Neorhythm – Terrastory


You Tube adverts in between videos can be annoying. You have your favourite metal band ready to stream and a four-minute showpiece from an unknown artist pops up like an unwanted STD. But in this case the promo is a fortuitous gift from Russia. And what a surprise.

Neorhythm hail from Saint Petersburg and play the type of bass heavy groove metal the likes of Prong and Helmet executed at their peak in the early 90s. Gargantuan riffs collide with distorted bass rumbles and a fury of yelling vocals that transcend the limitations of the typical hardcore voice with throat inflections as good as anything in extreme metal. Fleshing out this template is a wider progressive soundscape drawing on Gojira, Meshuggah and Death for inspiration.

But unlike the abstract introversions of metal from the 90s, Neorhythm have a concept and a message told through a teleological summary of humanity’s evolution from the Big Bang to the modern challenges of globalisation, environmental despoliation and spiritual degeneration. As far as I’m aware, no metal band has ever attempted in one album what universalist historian, Arnold J. Toynbee, achieved in his epic 12-volumes of A Study of History.

‘Photosynthesis and Its Aftermath’ is straight from Periphery’s debut album with a Killing Joke flavour and furious Jaz Coleman rasp. ‘Fight for Fire’ boasts the best thrash riff since Prong’s ‘Cut Rate’, while ‘The Critique of Dark Reason’ is an angry anthem coated in bouncy downstrokes and double-bass kicks. Every segue surprises you with yet another colossal guitar hook backed up by rhythms of percussive par excellence. 

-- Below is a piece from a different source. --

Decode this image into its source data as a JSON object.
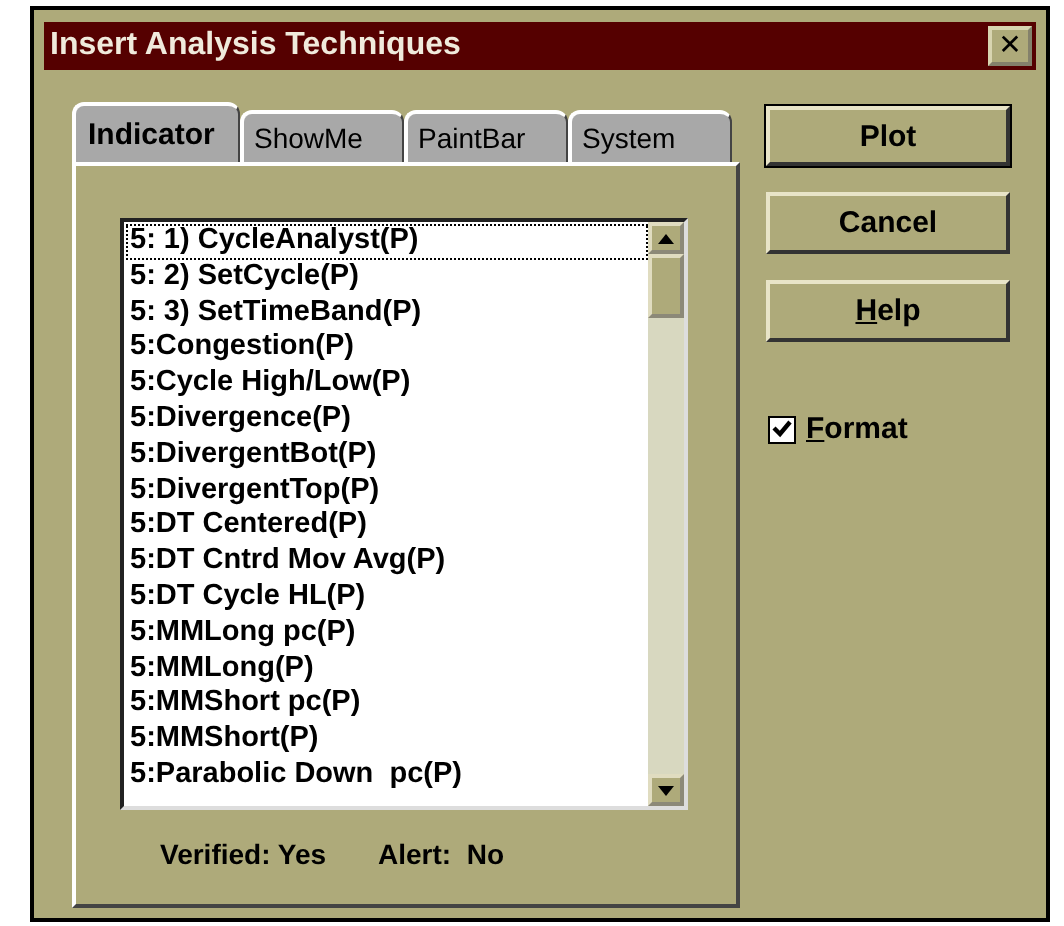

Though rooted in the 90s groove metal era, Neorhythm are too forward-thinking to anchor their sound in the past. Their territory is the same as Jinjer’s modern take on progressive metal and has echoes of Born of Osiris. The novel polyrhythm between bass and guitar in ‘Empire Glory’ is worthy of Tool’s Fear Inoculum while ‘Information Age’ can rival anything off a Textures album for mosh-heavy offbeats.

Perhaps the concept is a bit Eurocentric in its retelling of universal history, and it is unclear what humanity needs to emancipate itself from in the message of closing track, ‘Anticipations’. Many will disagree with their conclusion that the coming of Christianity prolonged Western Europe’s dark ages after the Germanic tribes sacked Rome. As an intellectual project, it’s more the work of an autodidact than a PhD scholar, but the scope is admirable. And when you have a chorus as good as ‘The Critique of Dark Reason’, who cares?

Neorhythm are a gem of a band and one to watch in the future. How they’ll top this album is a question as challenging as their intellectual ambition. We can only hope they secure a wider distribution deal with a reputable label to take the next step in their artistic evolution. Napalm Records are missing out if they ignore this band.

JVB


Verdict


Release Date: 20/03/2020

Record Label: Self Released

Standout tracks: Photosynthesis and Its Aftermath, The Critique of Dark Reason, Global Mayhems

Suggested Further Listening: Prong – Cleansing (1994), Textures – Phenotype (2016), Killing Joke – Killing Joke (2003)